Illustration shows miniature of robot and toy hand

By Max A. Cherney

(Reuters) - Chip startup Rivos said on Tuesday it raised $250 million in a funding round that will enable it to manufacture its first server chip geared for artificial intelligence.

Nvidia's combination of chips and CUDA software dominates the market for AI-related computing, and Nvidia gobbled up more than 80% market share of AI chips in 2023. But a host of startups and chip giants have started to launch competing products, such as Intel's Gaudi 3 and Meta's inference chip - both unveiled last week.

Rivos is tight-lipped about the specifics of the product, but has disclosed that its plans include designing chips based on the RISC-V architecture, which is an open source alternative to the architectures made by Arm, Intel and Advanced Micro Devices. Instruction set architectures such as RISC-V are the building blocks of semiconductor designs, and using the open source alternative means Rivos does not have to pay a license fee to Arm.


"RISC-V doesn't have a (large) software ecosystem, so I decided to form a company and then build software-defined hardware - just like what CUDA did with Nvidia," said Lip-Bu Tan, founding managing partner at Walden Catalyst, one of Rivos' investors.

Santa Clara, California-based Rivos is in the process of designing a server chip that combines a central processing unit and AI accelerator component that will be optimized for large language models and data analytics. The company began with the software necessary to compile computer code to allow the chip to run a program and designed the processor around the software.

"Usually the chip companies do it the other way: build the silicon, and then build the software on top," CEO Puneet Kumar told Reuters in an interview. "We decided, as a company that we should first look at software."

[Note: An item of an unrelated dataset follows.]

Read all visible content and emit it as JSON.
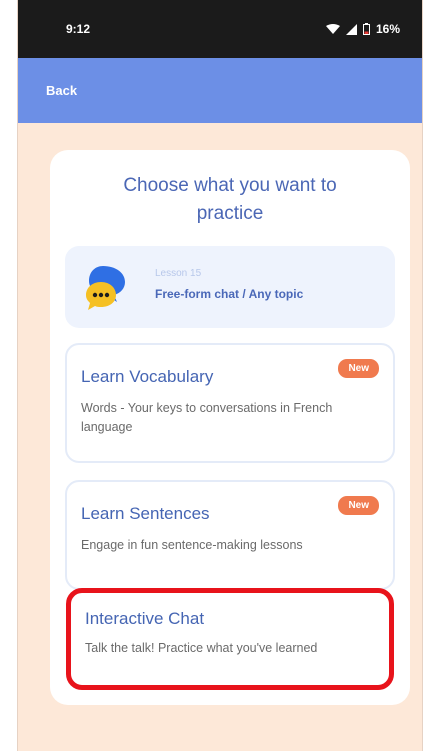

Matrix Capital Management was the largest investor in the funding round that also included investments from Intel, MediaTek and Dell Technologies.

(Reporting by Max A. Cherney in San Francisco; Editing by Leslie Adler)